Running is good for body, mind and soul. But too much running (as is often the case with just about everything else in life) is not. The right balance of running, active rest (or cross training) and recovery is crucial to effective and efficient training. You must pay attention and adjust your training accordingly when factors such as family, job, sleep, illness and diet affect your ability to exercise.
Training + Recovery = Increased Efficiency
Training is one very important component to becoming a more efficient runner. Yet, optimal performance occurs only when the training stimuli is balanced with a solid recovery plan. Each workout leads to fatigue and a dwindling of the energy sources. After the workout, it is imperative that an athlete replenish those energy sources and recuperate to receive the full benefit of that workout. By continually breaking down the body with workouts and then recovering from those workouts you experience an ‘overcompensation’phase and you’ll see a boost in performance. On the other hand, training too soon without adequate recovery can lead to overtraining which can manifest itself in fatigue, performance degradation, increased heart rate and a weakened immune system.
The right balance between the intensity and the duration of the sessions should be monitored. Typically, a rest or recovery day follows an intense run day. This easy day can include very light running, or, better yet, an alternative activity like swimming, biking or nordic skiing. Also, the long run day should be well planned and worked around. If a training session must be moved, other training during the week may need to be modified or skipped. Your running.COACH training plan will adapt to external circumstances.
Don’t try to fit everything in if it’s just not going to work.
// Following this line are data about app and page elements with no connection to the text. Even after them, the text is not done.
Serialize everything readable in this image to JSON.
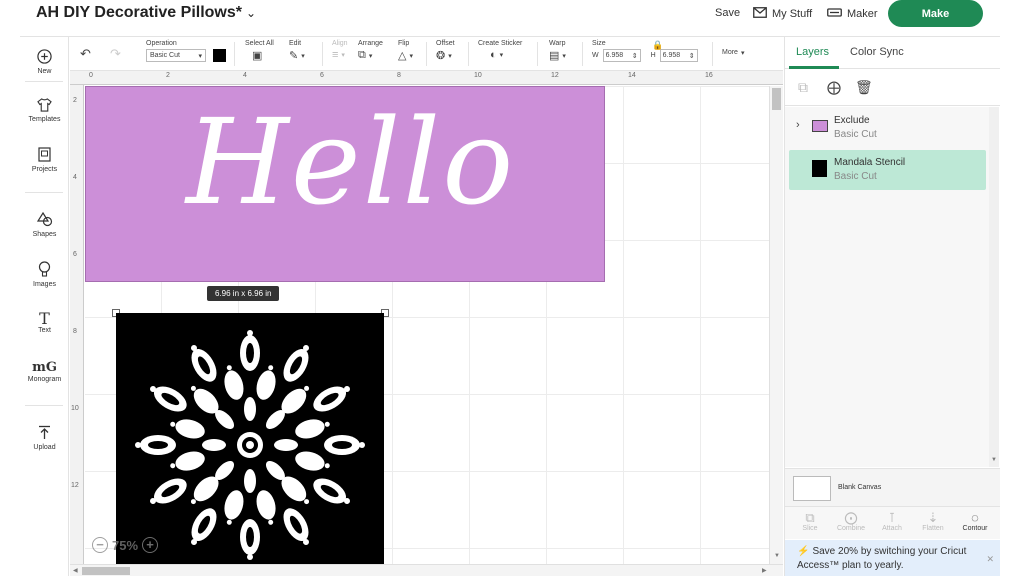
{
  "header": {
    "title": "AH DIY Decorative Pillows*",
    "save_label": "Save",
    "mystuff_label": "My Stuff",
    "maker_label": "Maker",
    "make_label": "Make"
  },
  "sidebar": {
    "items": [
      {
        "label": "New",
        "icon": "plus-circle-icon"
      },
      {
        "label": "Templates",
        "icon": "tshirt-icon"
      },
      {
        "label": "Projects",
        "icon": "project-icon"
      },
      {
        "label": "Shapes",
        "icon": "shapes-icon"
      },
      {
        "label": "Images",
        "icon": "bulb-icon"
      },
      {
        "label": "Text",
        "icon": "text-icon"
      },
      {
        "label": "Monogram",
        "icon": "monogram-icon"
      },
      {
        "label": "Upload",
        "icon": "upload-icon"
      }
    ]
  },
  "toolbar": {
    "operation_label": "Operation",
    "operation_value": "Basic Cut",
    "select_all_label": "Select All",
    "edit_label": "Edit",
    "align_label": "Align",
    "arrange_label": "Arrange",
    "flip_label": "Flip",
    "offset_label": "Offset",
    "create_sticker_label": "Create Sticker",
    "warp_label": "Warp",
    "size_label": "Size",
    "w_label": "W",
    "w_value": "6.958",
    "h_label": "H",
    "h_value": "6.958",
    "more_label": "More"
  },
  "rulers": {
    "top": [
      "0",
      "2",
      "4",
      "6",
      "8",
      "10",
      "12",
      "14",
      "16"
    ],
    "left": [
      "2",
      "4",
      "6",
      "8",
      "10",
      "12"
    ]
  },
  "canvas": {
    "hello_text": "Hello",
    "size_badge": "6.96  in x 6.96  in",
    "zoom_value": "75%",
    "hello_fill": "#cc8fd8"
  },
  "panel": {
    "tab_layers": "Layers",
    "tab_color_sync": "Color Sync",
    "layers": [
      {
        "name": "Exclude",
        "operation": "Basic Cut"
      },
      {
        "name": "Mandala Stencil",
        "operation": "Basic Cut"
      }
    ],
    "blank_canvas_label": "Blank Canvas",
    "bottom_tools": [
      "Slice",
      "Combine",
      "Attach",
      "Flatten",
      "Contour"
    ],
    "promo_text": "Save 20% by switching your Cricut Access™ plan to yearly."
  },
  "colors": {
    "accent": "#1f8a55",
    "selected_layer": "#bde8d6",
    "promo_bg": "#e3eefb"
  }
}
To avoid overtraining, it’s best to err on the side of caution. With that said, your running.COACH plan has been laid out to maximize the training effect, so try your best to stick to the plan.
Nutrition and Body ‘Signals’
Your diet plays a significant role in your ability to handle the training stimuli. Your everyday food choices play a large role in your overall performance. The food you eat before, during and after your workout help with both today’s as well as tomorrow’s workout. As important as anything else, keep the fun in your training and listen to your body’s signals constantly. If you’re feeling tired and worn out, it’ll be counterproductive to do a hard workout. Your body’s signals or feelings should overrule ‘what’s today’s workout’in your calendar. This way, you’ll reduce the risk of overtraining, and in the long term, get more joy from your running.
Lots of success and fun with your training!
This blog was written by Ingalena Heuck, sports scientist and German Champion (2010) in the half-marathon.